• [WHAT THE TASK REQUIRES]
Pick each line that has "icon" out of the records.

· · · · ·

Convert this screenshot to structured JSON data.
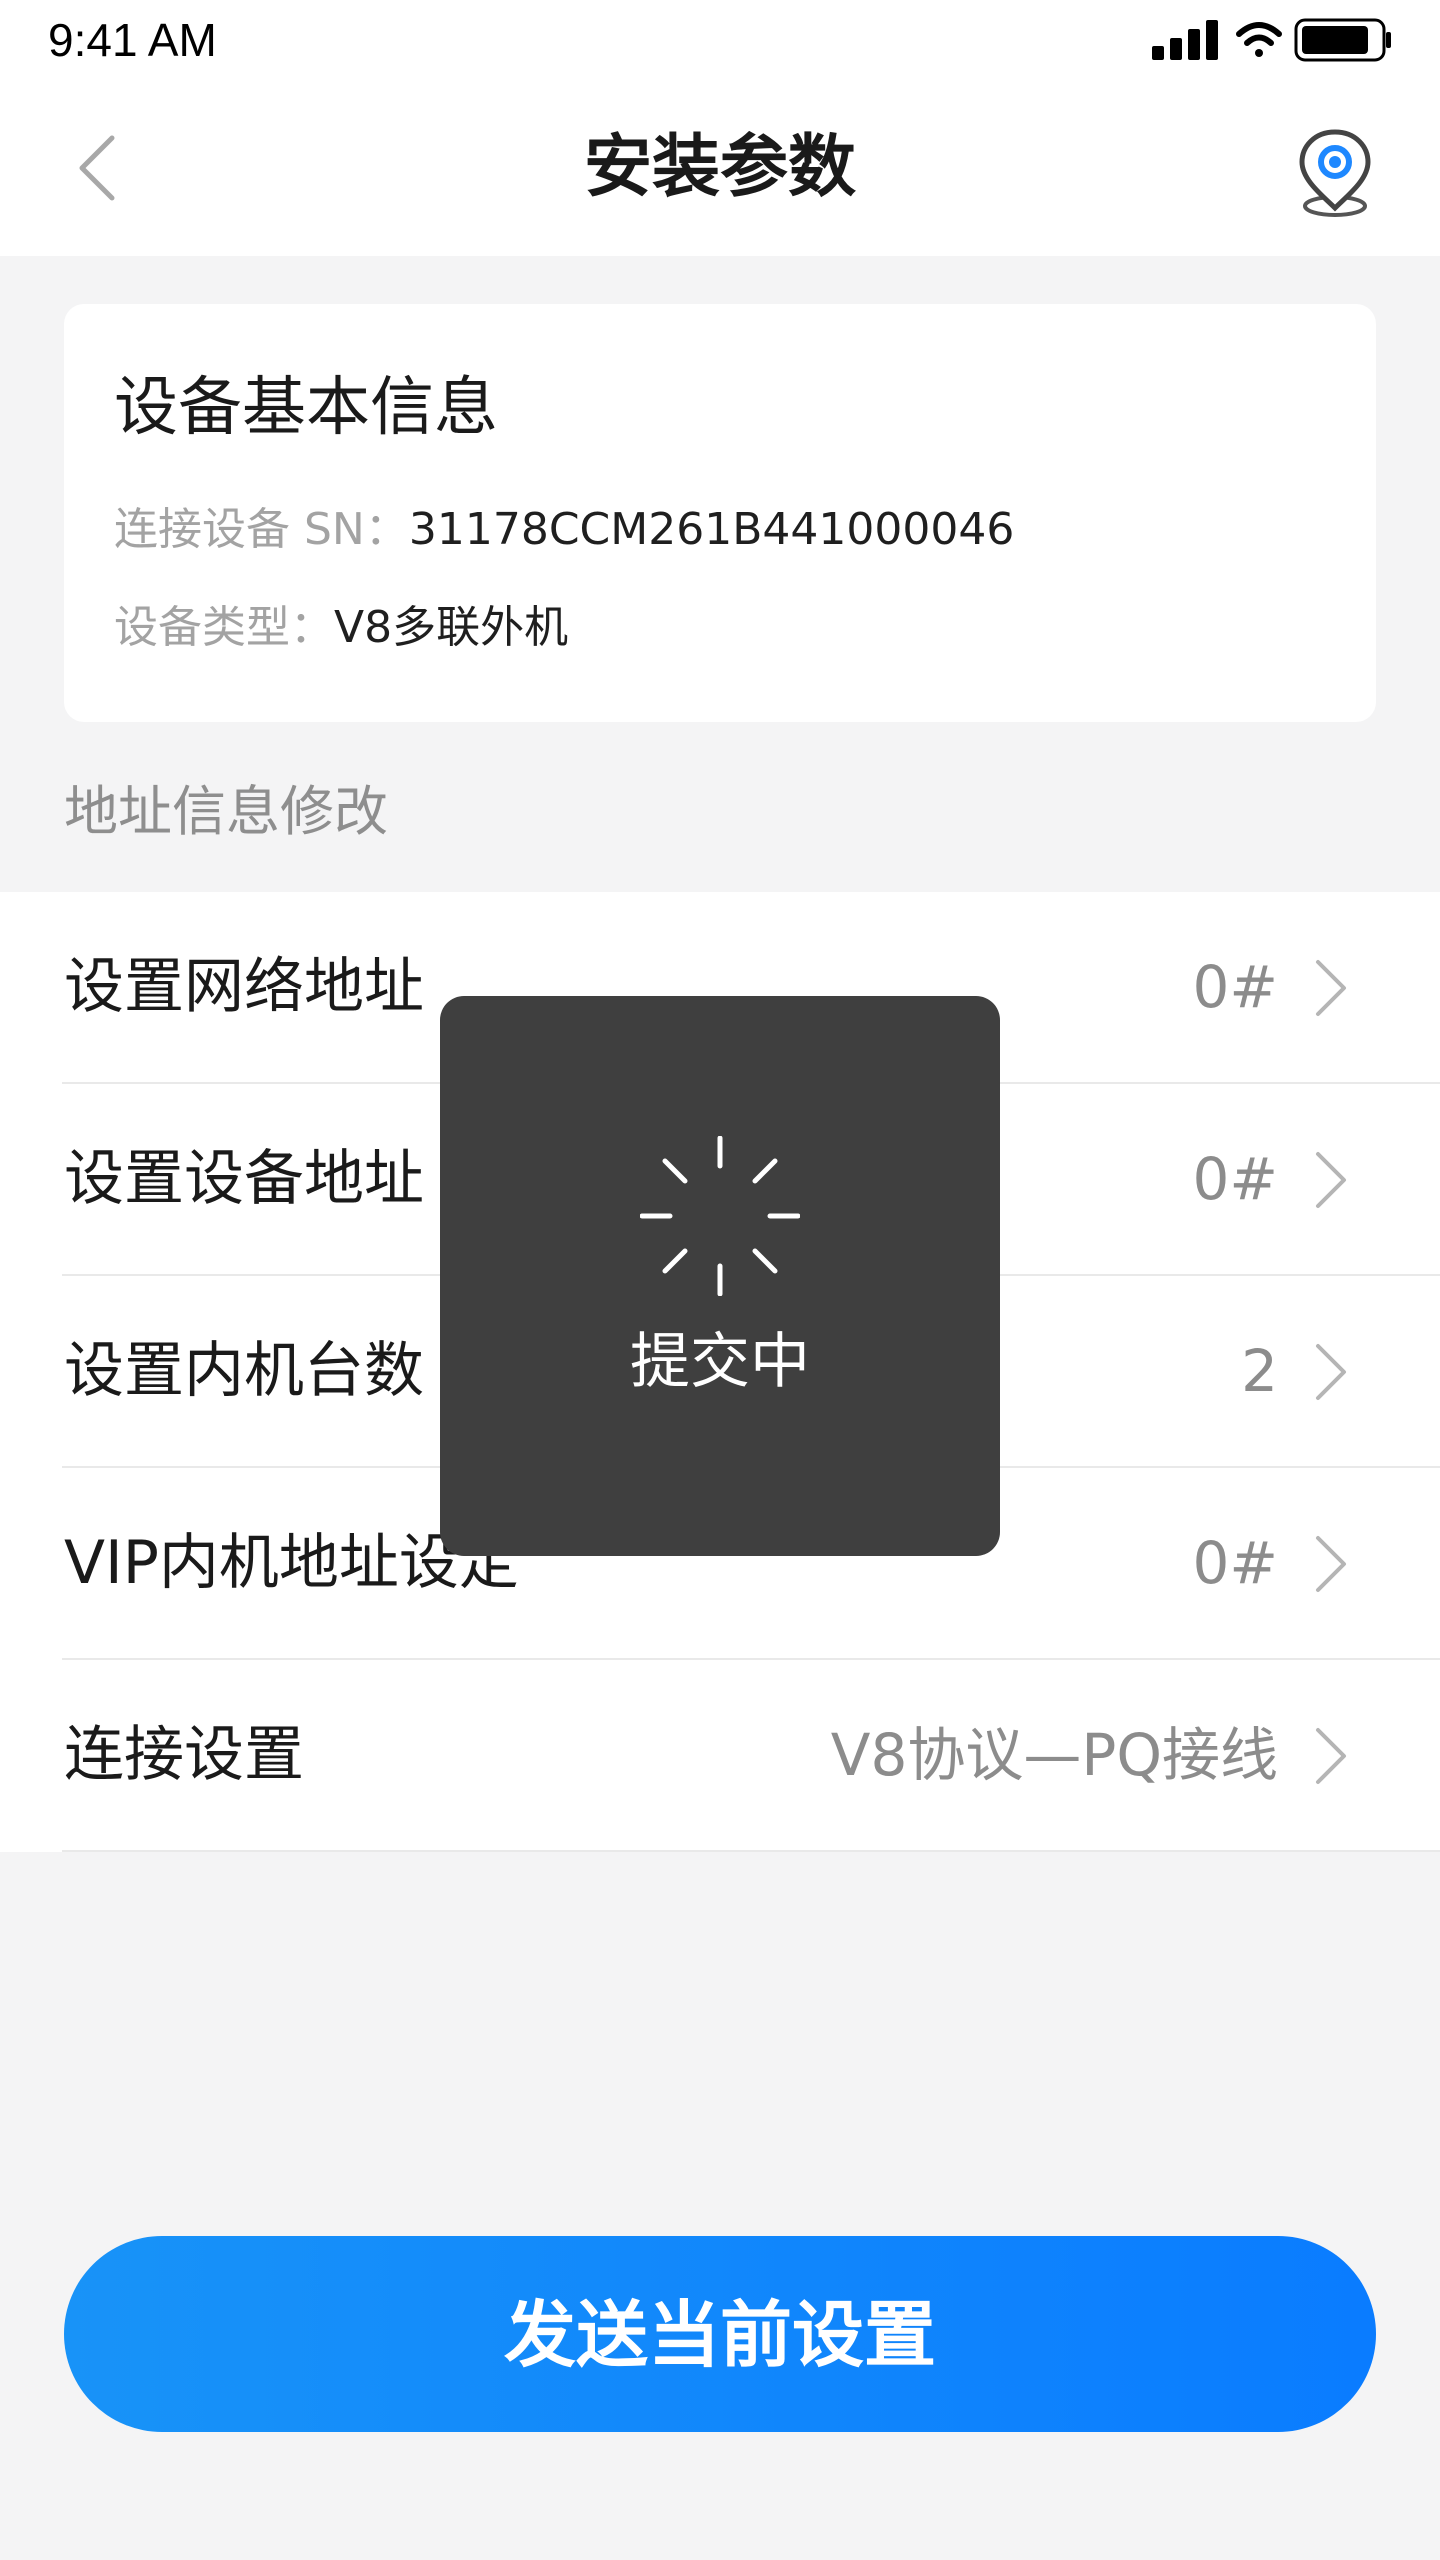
{
  "status_bar": {
    "time": "9:41 AM"
  },
  "nav": {
    "title": "安装参数",
    "back_icon": "chevron-left-icon",
    "location_icon": "location-pin-icon"
  },
  "device_info": {
    "title": "设备基本信息",
    "sn_label": "连接设备 SN：",
    "sn_value": "31178CCM261B441000046",
    "type_label": "设备类型：",
    "type_value": "V8多联外机"
  },
  "section_header": "地址信息修改",
  "settings": [
    {
      "label": "设置网络地址",
      "value": "0#"
    },
    {
      "label": "设置设备地址",
      "value": "0#"
    },
    {
      "label": "设置内机台数",
      "value": "2"
    },
    {
      "label": "VIP内机地址设定",
      "value": "0#"
    },
    {
      "label": "连接设置",
      "value": "V8协议—PQ接线"
    }
  ],
  "submit_button": "发送当前设置",
  "loading": {
    "text": "提交中",
    "icon": "spinner-icon"
  },
  "colors": {
    "accent": "#0a7cff",
    "toast_bg": "#3f3f3f",
    "background": "#f4f4f5"
  }
}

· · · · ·

• [EXERCISE OUTPUT]
    "back_icon": "chevron-left-icon",
    "location_icon": "location-pin-icon"
    "icon": "spinner-icon"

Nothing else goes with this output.